§ Stored entries:
-------

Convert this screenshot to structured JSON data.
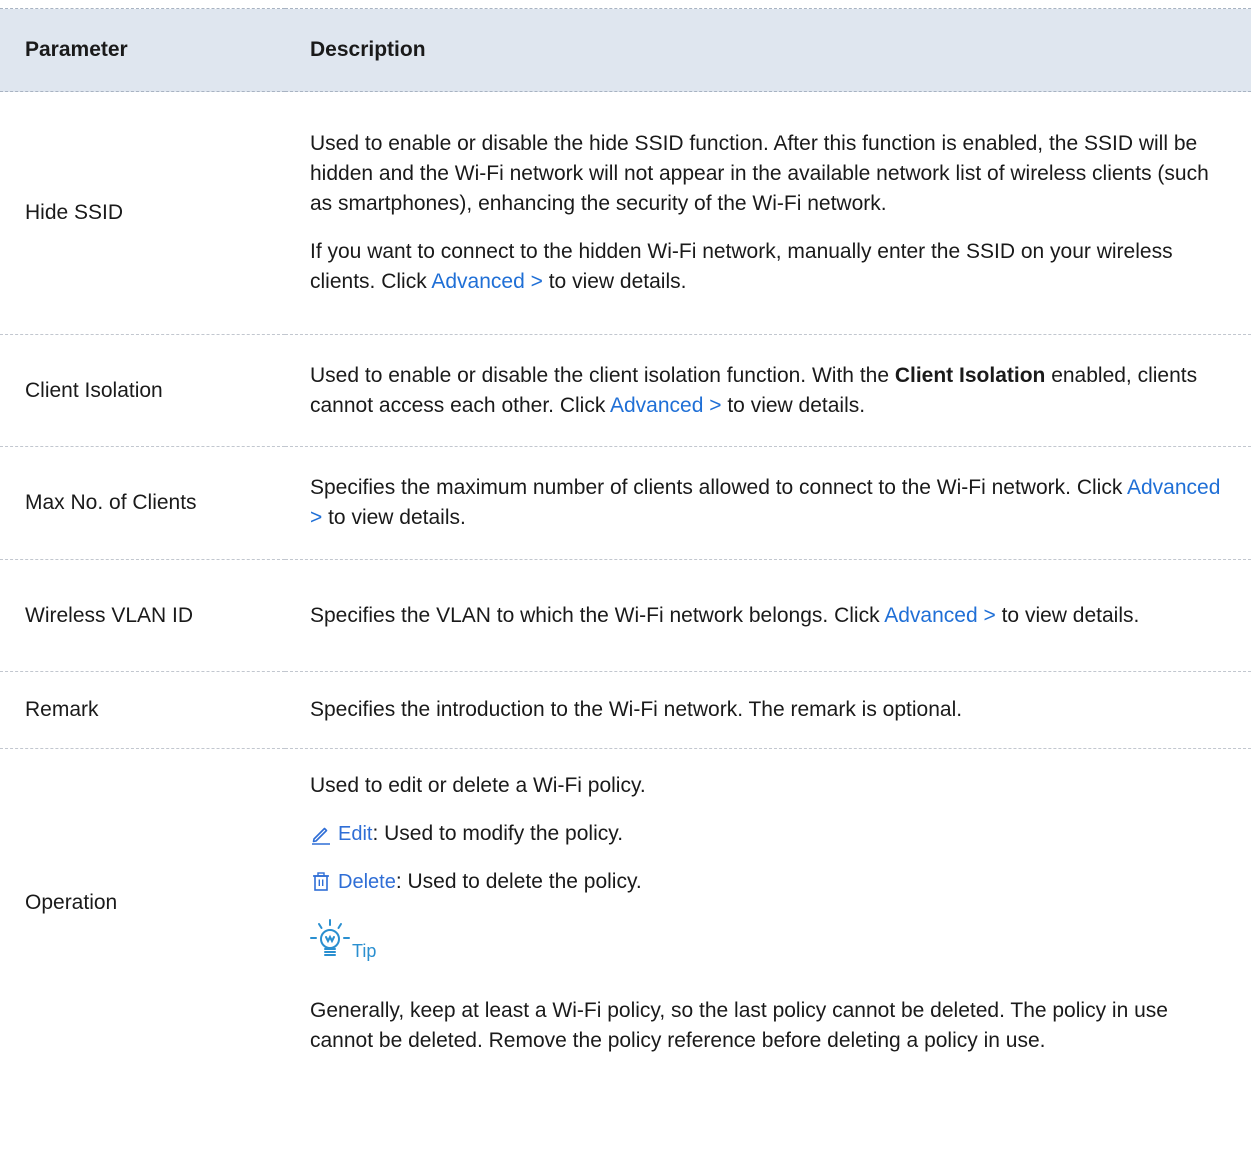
{
  "header": {
    "param": "Parameter",
    "desc": "Description"
  },
  "link_text": "Advanced >",
  "rows": {
    "hide_ssid": {
      "param": "Hide SSID",
      "p1": "Used to enable or disable the hide SSID function. After this function is enabled, the SSID will be hidden and the Wi-Fi network will not appear in the available network list of wireless clients (such as smartphones), enhancing the security of the Wi-Fi network.",
      "p2_a": "If you want to connect to the hidden Wi-Fi network, manually enter the SSID on your wireless clients. Click ",
      "p2_b": " to view details."
    },
    "client_isolation": {
      "param": "Client Isolation",
      "a": "Used to enable or disable the client isolation function. With the ",
      "bold": "Client Isolation",
      "b": " enabled, clients cannot access each other. Click ",
      "c": " to view details."
    },
    "max_clients": {
      "param": "Max No. of Clients",
      "a": "Specifies the maximum number of clients allowed to connect to the Wi-Fi network. Click ",
      "b": " to view details."
    },
    "vlan": {
      "param": "Wireless VLAN ID",
      "a": "Specifies the VLAN to which the Wi-Fi network belongs. Click ",
      "b": " to view details."
    },
    "remark": {
      "param": "Remark",
      "desc": "Specifies the introduction to the Wi-Fi network. The remark is optional."
    },
    "operation": {
      "param": "Operation",
      "intro": "Used to edit or delete a Wi-Fi policy.",
      "edit_label": "Edit",
      "edit_desc": ": Used to modify the policy.",
      "delete_label": "Delete",
      "delete_desc": ": Used to delete the policy.",
      "tip_label": "Tip",
      "tip_text": "Generally, keep at least a Wi-Fi policy, so the last policy cannot be deleted. The policy in use cannot be deleted. Remove the policy reference before deleting a policy in use."
    }
  },
  "colors": {
    "header_bg": "#dfe6ef",
    "link": "#1f6fd6",
    "icon_blue": "#2f6ed6",
    "tip_blue": "#2a8fd0"
  },
  "icons": {
    "edit": "pencil-icon",
    "delete": "trash-icon",
    "tip": "lightbulb-icon"
  }
}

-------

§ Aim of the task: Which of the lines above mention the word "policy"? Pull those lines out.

§ Response for this exercise:
      "intro": "Used to edit or delete a Wi-Fi policy.",
      "edit_desc": ": Used to modify the policy.",
      "delete_desc": ": Used to delete the policy.",
      "tip_text": "Generally, keep at least a Wi-Fi policy, so the last policy cannot be deleted. The policy in use cannot be deleted. Remove the policy reference before deleting a policy in use."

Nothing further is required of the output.